Dataset rows for apps and sites
• • • • •

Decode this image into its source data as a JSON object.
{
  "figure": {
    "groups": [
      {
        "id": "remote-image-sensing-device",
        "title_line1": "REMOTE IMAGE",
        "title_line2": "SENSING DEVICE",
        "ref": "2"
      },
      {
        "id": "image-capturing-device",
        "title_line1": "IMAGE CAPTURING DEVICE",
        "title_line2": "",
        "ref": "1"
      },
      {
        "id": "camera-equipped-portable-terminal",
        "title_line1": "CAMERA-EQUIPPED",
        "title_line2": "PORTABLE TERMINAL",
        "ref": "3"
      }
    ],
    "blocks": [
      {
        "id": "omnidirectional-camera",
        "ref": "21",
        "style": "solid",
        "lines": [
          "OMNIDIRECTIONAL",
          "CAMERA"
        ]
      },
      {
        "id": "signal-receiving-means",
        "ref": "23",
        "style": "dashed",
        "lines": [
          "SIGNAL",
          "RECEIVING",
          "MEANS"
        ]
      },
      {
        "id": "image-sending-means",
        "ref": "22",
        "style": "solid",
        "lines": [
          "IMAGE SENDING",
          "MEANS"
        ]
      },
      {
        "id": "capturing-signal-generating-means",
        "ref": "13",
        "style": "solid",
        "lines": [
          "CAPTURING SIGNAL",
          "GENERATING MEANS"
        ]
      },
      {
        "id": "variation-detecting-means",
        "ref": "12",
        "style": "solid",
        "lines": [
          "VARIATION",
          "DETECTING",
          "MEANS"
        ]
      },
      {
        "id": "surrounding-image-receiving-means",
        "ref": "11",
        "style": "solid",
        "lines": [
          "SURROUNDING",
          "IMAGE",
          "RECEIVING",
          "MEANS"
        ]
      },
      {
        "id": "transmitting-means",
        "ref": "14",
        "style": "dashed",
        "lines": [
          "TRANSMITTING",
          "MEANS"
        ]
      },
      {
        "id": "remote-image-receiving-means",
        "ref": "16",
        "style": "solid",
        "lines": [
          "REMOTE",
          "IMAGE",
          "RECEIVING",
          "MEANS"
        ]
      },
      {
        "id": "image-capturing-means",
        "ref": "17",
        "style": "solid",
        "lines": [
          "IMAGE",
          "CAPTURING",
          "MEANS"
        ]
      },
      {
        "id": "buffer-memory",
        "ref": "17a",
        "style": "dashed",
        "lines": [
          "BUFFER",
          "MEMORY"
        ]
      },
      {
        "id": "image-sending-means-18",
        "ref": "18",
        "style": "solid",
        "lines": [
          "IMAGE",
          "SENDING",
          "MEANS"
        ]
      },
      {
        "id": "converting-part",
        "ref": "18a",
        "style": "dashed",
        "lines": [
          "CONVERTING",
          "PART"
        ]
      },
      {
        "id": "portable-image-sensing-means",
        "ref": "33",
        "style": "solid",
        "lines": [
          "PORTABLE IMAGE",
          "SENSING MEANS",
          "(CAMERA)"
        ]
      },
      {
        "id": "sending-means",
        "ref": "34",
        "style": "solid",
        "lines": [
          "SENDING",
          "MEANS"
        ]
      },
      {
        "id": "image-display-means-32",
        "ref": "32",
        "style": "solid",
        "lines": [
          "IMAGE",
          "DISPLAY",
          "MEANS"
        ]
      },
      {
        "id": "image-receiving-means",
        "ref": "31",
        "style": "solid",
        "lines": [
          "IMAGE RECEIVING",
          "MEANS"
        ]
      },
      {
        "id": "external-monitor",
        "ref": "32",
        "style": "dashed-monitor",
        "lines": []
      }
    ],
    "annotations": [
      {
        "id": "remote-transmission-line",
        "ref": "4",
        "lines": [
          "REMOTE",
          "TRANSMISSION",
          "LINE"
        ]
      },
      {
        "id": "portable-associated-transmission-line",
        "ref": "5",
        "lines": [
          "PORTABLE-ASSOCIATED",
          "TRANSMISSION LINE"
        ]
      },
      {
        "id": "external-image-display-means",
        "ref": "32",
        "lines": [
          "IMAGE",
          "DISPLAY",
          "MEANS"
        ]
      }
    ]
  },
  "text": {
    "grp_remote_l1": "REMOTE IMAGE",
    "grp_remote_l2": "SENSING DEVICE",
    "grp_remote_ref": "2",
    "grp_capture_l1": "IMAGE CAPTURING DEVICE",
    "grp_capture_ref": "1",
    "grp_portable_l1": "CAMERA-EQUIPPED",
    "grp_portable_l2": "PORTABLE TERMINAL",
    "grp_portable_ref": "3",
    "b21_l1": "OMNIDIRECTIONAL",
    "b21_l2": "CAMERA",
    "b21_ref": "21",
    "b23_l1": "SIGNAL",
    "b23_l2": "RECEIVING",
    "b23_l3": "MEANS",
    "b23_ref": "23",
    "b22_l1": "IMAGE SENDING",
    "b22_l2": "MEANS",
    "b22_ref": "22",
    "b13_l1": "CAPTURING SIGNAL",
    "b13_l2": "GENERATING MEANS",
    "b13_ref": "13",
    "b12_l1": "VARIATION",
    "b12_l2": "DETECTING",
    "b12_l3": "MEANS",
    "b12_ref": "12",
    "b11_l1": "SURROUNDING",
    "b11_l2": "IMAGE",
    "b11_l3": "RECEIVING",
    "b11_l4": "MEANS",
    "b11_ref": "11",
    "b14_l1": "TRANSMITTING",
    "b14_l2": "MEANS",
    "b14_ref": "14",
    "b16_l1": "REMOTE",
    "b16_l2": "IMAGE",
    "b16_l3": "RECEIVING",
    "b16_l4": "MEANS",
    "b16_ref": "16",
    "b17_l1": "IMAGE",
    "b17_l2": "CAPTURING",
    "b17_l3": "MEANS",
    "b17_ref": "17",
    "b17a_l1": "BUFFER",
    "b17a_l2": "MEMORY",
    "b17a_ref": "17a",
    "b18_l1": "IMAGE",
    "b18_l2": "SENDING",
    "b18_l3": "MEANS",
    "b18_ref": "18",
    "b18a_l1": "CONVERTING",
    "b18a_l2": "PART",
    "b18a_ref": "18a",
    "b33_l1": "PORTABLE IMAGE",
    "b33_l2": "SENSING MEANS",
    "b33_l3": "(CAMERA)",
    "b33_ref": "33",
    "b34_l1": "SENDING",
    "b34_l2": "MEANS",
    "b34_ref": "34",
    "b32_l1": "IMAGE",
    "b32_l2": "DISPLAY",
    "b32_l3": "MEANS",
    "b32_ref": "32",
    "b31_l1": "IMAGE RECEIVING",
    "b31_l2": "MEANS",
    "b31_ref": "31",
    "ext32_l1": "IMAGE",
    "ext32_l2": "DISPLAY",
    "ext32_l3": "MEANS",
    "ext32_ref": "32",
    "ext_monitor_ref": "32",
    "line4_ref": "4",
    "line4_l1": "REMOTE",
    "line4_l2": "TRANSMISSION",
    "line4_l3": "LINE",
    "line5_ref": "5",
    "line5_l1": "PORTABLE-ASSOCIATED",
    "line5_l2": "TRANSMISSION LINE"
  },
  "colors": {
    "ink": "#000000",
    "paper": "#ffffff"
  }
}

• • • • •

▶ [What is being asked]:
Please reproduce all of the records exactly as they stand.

▶ [Solution for this exercise]:
Decode this image into its source data as a JSON object.
{
  "figure": {
    "groups": [
      {
        "id": "remote-image-sensing-device",
        "title_line1": "REMOTE IMAGE",
        "title_line2": "SENSING DEVICE",
        "ref": "2"
      },
      {
        "id": "image-capturing-device",
        "title_line1": "IMAGE CAPTURING DEVICE",
        "title_line2": "",
        "ref": "1"
      },
      {
        "id": "camera-equipped-portable-terminal",
        "title_line1": "CAMERA-EQUIPPED",
        "title_line2": "PORTABLE TERMINAL",
        "ref": "3"
      }
    ],
    "blocks": [
      {
        "id": "omnidirectional-camera",
        "ref": "21",
        "style": "solid",
        "lines": [
          "OMNIDIRECTIONAL",
          "CAMERA"
        ]
      },
      {
        "id": "signal-receiving-means",
        "ref": "23",
        "style": "dashed",
        "lines": [
          "SIGNAL",
          "RECEIVING",
          "MEANS"
        ]
      },
      {
        "id": "image-sending-means",
        "ref": "22",
        "style": "solid",
        "lines": [
          "IMAGE SENDING",
          "MEANS"
        ]
      },
      {
        "id": "capturing-signal-generating-means",
        "ref": "13",
        "style": "solid",
        "lines": [
          "CAPTURING SIGNAL",
          "GENERATING MEANS"
        ]
      },
      {
        "id": "variation-detecting-means",
        "ref": "12",
        "style": "solid",
        "lines": [
          "VARIATION",
          "DETECTING",
          "MEANS"
        ]
      },
      {
        "id": "surrounding-image-receiving-means",
        "ref": "11",
        "style": "solid",
        "lines": [
          "SURROUNDING",
          "IMAGE",
          "RECEIVING",
          "MEANS"
        ]
      },
      {
        "id": "transmitting-means",
        "ref": "14",
        "style": "dashed",
        "lines": [
          "TRANSMITTING",
          "MEANS"
        ]
      },
      {
        "id": "remote-image-receiving-means",
        "ref": "16",
        "style": "solid",
        "lines": [
          "REMOTE",
          "IMAGE",
          "RECEIVING",
          "MEANS"
        ]
      },
      {
        "id": "image-capturing-means",
        "ref": "17",
        "style": "solid",
        "lines": [
          "IMAGE",
          "CAPTURING",
          "MEANS"
        ]
      },
      {
        "id": "buffer-memory",
        "ref": "17a",
        "style": "dashed",
        "lines": [
          "BUFFER",
          "MEMORY"
        ]
      },
      {
        "id": "image-sending-means-18",
        "ref": "18",
        "style": "solid",
        "lines": [
          "IMAGE",
          "SENDING",
          "MEANS"
        ]
      },
      {
        "id": "converting-part",
        "ref": "18a",
        "style": "dashed",
        "lines": [
          "CONVERTING",
          "PART"
        ]
      },
      {
        "id": "portable-image-sensing-means",
        "ref": "33",
        "style": "solid",
        "lines": [
          "PORTABLE IMAGE",
          "SENSING MEANS",
          "(CAMERA)"
        ]
      },
      {
        "id": "sending-means",
        "ref": "34",
        "style": "solid",
        "lines": [
          "SENDING",
          "MEANS"
        ]
      },
      {
        "id": "image-display-means-32",
        "ref": "32",
        "style": "solid",
        "lines": [
          "IMAGE",
          "DISPLAY",
          "MEANS"
        ]
      },
      {
        "id": "image-receiving-means",
        "ref": "31",
        "style": "solid",
        "lines": [
          "IMAGE RECEIVING",
          "MEANS"
        ]
      },
      {
        "id": "external-monitor",
        "ref": "32",
        "style": "dashed-monitor",
        "lines": []
      }
    ],
    "annotations": [
      {
        "id": "remote-transmission-line",
        "ref": "4",
        "lines": [
          "REMOTE",
          "TRANSMISSION",
          "LINE"
        ]
      },
      {
        "id": "portable-associated-transmission-line",
        "ref": "5",
        "lines": [
          "PORTABLE-ASSOCIATED",
          "TRANSMISSION LINE"
        ]
      },
      {
        "id": "external-image-display-means",
        "ref": "32",
        "lines": [
          "IMAGE",
          "DISPLAY",
          "MEANS"
        ]
      }
    ]
  },
  "text": {
    "grp_remote_l1": "REMOTE IMAGE",
    "grp_remote_l2": "SENSING DEVICE",
    "grp_remote_ref": "2",
    "grp_capture_l1": "IMAGE CAPTURING DEVICE",
    "grp_capture_ref": "1",
    "grp_portable_l1": "CAMERA-EQUIPPED",
    "grp_portable_l2": "PORTABLE TERMINAL",
    "grp_portable_ref": "3",
    "b21_l1": "OMNIDIRECTIONAL",
    "b21_l2": "CAMERA",
    "b21_ref": "21",
    "b23_l1": "SIGNAL",
    "b23_l2": "RECEIVING",
    "b23_l3": "MEANS",
    "b23_ref": "23",
    "b22_l1": "IMAGE SENDING",
    "b22_l2": "MEANS",
    "b22_ref": "22",
    "b13_l1": "CAPTURING SIGNAL",
    "b13_l2": "GENERATING MEANS",
    "b13_ref": "13",
    "b12_l1": "VARIATION",
    "b12_l2": "DETECTING",
    "b12_l3": "MEANS",
    "b12_ref": "12",
    "b11_l1": "SURROUNDING",
    "b11_l2": "IMAGE",
    "b11_l3": "RECEIVING",
    "b11_l4": "MEANS",
    "b11_ref": "11",
    "b14_l1": "TRANSMITTING",
    "b14_l2": "MEANS",
    "b14_ref": "14",
    "b16_l1": "REMOTE",
    "b16_l2": "IMAGE",
    "b16_l3": "RECEIVING",
    "b16_l4": "MEANS",
    "b16_ref": "16",
    "b17_l1": "IMAGE",
    "b17_l2": "CAPTURING",
    "b17_l3": "MEANS",
    "b17_ref": "17",
    "b17a_l1": "BUFFER",
    "b17a_l2": "MEMORY",
    "b17a_ref": "17a",
    "b18_l1": "IMAGE",
    "b18_l2": "SENDING",
    "b18_l3": "MEANS",
    "b18_ref": "18",
    "b18a_l1": "CONVERTING",
    "b18a_l2": "PART",
    "b18a_ref": "18a",
    "b33_l1": "PORTABLE IMAGE",
    "b33_l2": "SENSING MEANS",
    "b33_l3": "(CAMERA)",
    "b33_ref": "33",
    "b34_l1": "SENDING",
    "b34_l2": "MEANS",
    "b34_ref": "34",
    "b32_l1": "IMAGE",
    "b32_l2": "DISPLAY",
    "b32_l3": "MEANS",
    "b32_ref": "32",
    "b31_l1": "IMAGE RECEIVING",
    "b31_l2": "MEANS",
    "b31_ref": "31",
    "ext32_l1": "IMAGE",
    "ext32_l2": "DISPLAY",
    "ext32_l3": "MEANS",
    "ext32_ref": "32",
    "ext_monitor_ref": "32",
    "line4_ref": "4",
    "line4_l1": "REMOTE",
    "line4_l2": "TRANSMISSION",
    "line4_l3": "LINE",
    "line5_ref": "5",
    "line5_l1": "PORTABLE-ASSOCIATED",
    "line5_l2": "TRANSMISSION LINE"
  },
  "colors": {
    "ink": "#000000",
    "paper": "#ffffff"
  }
}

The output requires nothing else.